Weekly Briefing

Israel: friends again

"I think he's willing to take risks for peace," said Barack Obama of his Israeli counterpart, Binyamin Netanyahu. The two leaders met the day after Israel confirmed that it would allow more consumer goods - although it remains unclear exactly what or how much - into the Gaza Strip.

Obama himself seemed rather risk-averse. The public friendliness of the meeting was in stark contrast to a meeting in March, when Obama refused to hold a press conference with Netanyahu and left him to eat dinner alone at the White House. But the conversation didn't touch on issues such as the continued Israeli construction projects in East Jerusalem, which had caused the frostiness between the countries in the first place.

China: economy slows

"Pretty horrific" is how Dariusz Kowalczyk, a China economist for Crédit Agricole in Hong Kong, describes the recent activity on the country's stock exchange. The Shanghai composite index has lost 32 per cent of its value since August, the lowest it has fallen since April 2009.

In fact, this is probably good news for China: the country's economy is still growing, but the frantic, unsustainable pace it had reached is expected to slow to a still-impressive 8 or 9 per cent by the end of the year. By that time, China's economy is likely to have surpassed Japan's to become the second largest in the world.

But while China's premier, Wen Jiabao, seems relaxed about the "expected direction" of his country's economy, there are fears that China's more leisurely pace may drag the world's other, less stable economies further down.

Somalia: extremists

In Somalia, independence day comes on the first, not the fourth, of July, and this year is the 50th since British and Italian colonists shipped out. But most of Somalia wasn't celebrating. Hizbul Islam, one of the Islamist groups that control almost all of the country, had warned that festivities would incur violence. Amid heavy fighting between insurgents and the transitional government, most people avoided the risk.

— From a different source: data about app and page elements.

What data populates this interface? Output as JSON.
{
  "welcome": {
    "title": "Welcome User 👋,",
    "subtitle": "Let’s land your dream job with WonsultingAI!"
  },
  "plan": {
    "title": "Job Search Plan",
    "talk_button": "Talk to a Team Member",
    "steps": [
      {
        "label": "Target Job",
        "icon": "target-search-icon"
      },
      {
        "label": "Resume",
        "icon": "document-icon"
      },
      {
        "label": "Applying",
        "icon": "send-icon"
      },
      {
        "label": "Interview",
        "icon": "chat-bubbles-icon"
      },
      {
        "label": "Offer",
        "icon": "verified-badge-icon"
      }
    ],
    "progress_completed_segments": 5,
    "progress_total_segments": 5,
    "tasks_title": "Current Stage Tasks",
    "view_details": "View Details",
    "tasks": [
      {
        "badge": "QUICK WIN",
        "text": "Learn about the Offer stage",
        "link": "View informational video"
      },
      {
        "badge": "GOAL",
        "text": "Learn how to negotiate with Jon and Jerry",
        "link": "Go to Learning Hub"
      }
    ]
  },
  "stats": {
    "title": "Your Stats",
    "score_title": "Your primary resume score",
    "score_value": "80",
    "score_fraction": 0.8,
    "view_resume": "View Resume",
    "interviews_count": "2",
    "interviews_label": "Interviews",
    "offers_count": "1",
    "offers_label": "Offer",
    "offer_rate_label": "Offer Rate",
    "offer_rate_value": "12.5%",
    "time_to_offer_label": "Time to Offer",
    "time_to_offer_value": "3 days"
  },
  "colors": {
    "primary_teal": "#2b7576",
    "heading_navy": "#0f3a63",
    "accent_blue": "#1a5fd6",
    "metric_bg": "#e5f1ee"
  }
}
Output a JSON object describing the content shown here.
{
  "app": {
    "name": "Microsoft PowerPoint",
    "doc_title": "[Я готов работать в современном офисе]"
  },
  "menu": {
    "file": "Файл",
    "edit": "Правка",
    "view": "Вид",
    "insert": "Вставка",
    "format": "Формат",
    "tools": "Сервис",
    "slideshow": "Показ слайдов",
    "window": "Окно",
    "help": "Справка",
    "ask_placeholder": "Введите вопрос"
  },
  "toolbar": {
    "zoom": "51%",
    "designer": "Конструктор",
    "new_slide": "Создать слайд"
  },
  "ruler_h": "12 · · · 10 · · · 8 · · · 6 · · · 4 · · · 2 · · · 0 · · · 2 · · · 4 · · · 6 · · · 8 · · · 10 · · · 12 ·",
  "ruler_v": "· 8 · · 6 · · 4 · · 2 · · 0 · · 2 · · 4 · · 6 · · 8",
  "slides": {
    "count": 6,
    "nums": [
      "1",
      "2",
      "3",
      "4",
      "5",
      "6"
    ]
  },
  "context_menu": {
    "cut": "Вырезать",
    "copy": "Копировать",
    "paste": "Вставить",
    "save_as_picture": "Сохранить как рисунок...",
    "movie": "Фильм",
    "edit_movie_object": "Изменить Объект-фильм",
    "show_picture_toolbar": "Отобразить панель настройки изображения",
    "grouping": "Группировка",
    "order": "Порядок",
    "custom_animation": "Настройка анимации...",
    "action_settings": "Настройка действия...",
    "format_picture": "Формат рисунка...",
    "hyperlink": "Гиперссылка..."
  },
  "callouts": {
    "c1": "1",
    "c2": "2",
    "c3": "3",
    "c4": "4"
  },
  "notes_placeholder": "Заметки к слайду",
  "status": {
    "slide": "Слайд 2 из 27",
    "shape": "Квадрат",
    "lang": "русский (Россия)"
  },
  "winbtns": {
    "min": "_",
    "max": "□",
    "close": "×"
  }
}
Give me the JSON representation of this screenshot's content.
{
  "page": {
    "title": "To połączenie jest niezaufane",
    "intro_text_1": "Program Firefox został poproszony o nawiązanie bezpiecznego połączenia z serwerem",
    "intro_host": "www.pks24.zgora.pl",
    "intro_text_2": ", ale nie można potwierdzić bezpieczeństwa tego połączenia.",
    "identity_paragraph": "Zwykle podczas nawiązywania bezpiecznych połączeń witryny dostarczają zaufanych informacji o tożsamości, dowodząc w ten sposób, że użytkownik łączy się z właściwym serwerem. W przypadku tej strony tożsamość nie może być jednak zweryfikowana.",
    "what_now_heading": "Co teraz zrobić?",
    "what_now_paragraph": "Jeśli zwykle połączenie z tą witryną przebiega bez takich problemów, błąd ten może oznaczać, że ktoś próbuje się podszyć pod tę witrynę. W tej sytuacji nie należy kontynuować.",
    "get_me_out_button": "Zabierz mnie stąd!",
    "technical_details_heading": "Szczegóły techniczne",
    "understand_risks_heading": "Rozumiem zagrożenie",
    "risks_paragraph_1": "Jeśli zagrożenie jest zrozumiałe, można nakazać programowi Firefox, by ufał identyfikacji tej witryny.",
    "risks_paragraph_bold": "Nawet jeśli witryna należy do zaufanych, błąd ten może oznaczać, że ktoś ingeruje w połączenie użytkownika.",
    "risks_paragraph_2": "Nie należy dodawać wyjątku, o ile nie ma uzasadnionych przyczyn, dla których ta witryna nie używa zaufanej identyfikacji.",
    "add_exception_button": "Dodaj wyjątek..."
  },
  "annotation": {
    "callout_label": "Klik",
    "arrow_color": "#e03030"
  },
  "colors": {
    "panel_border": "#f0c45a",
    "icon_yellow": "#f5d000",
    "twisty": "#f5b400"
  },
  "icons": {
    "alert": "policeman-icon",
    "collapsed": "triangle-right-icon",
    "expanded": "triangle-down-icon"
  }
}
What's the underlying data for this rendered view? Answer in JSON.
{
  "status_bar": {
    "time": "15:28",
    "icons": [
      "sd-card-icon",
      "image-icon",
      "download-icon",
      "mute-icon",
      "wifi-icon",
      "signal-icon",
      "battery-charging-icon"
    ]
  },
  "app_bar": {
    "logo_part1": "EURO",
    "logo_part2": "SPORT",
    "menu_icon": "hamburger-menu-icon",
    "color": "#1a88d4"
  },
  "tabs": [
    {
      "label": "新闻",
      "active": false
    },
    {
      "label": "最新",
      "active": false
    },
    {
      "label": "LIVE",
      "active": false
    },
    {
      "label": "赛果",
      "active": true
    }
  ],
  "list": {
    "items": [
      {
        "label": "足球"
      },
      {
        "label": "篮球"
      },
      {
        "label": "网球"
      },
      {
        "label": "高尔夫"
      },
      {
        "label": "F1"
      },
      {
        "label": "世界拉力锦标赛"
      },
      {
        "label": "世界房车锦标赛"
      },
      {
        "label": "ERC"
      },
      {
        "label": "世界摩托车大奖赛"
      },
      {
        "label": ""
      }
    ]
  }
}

On 5 July, President Sheikh Sharif Sheikh Ahmed appealed for military and financial aid for the country. He said that Somalia "is in the hands of al-Qaeda and extremist groups", and outlined his ultimate fear: that the country will soon implode altogether.

US: women's rights

After years of discussions, the UN finally has an agency focusing on women's rights. And just in time, too: the deadline for the organisation's Millennium Development Goals is in five years' time, and the progress on goals such as reducing maternal mortality is lagging.

UN Women will bring together the four existing agencies that work for women, with the aim of creating a more influential body to deal with policies and promoting and monitoring international agreements.The new agency is expected to get its first director in September, but she is unlikely to be European or North American - a figure that embodies western feminist values is not expected to get a particularly warm welcome in many countries. Instead, Chile's former president Michelle Bachelet is the current hot tip.

Belgium: dust to dust

"Some Belgians find the idea of being dissolved and partly flushed away disturbing," reports Der Spiegel. The Flemish Association of Undertakers is seeking permission to dispose of the deceased by using caustic potash solution to turn corpses into mineral ash and liquid. The ashes could be buried or scattered in the traditional way but the European Commission is also checking whether the liquid could be flushed into the sewage system.

The process, argues the association, is energy-efficient and, unlike cremation, produces no CO2 emissions. The public and the media have countered with the incisive argument that the whole idea is a bit creepy.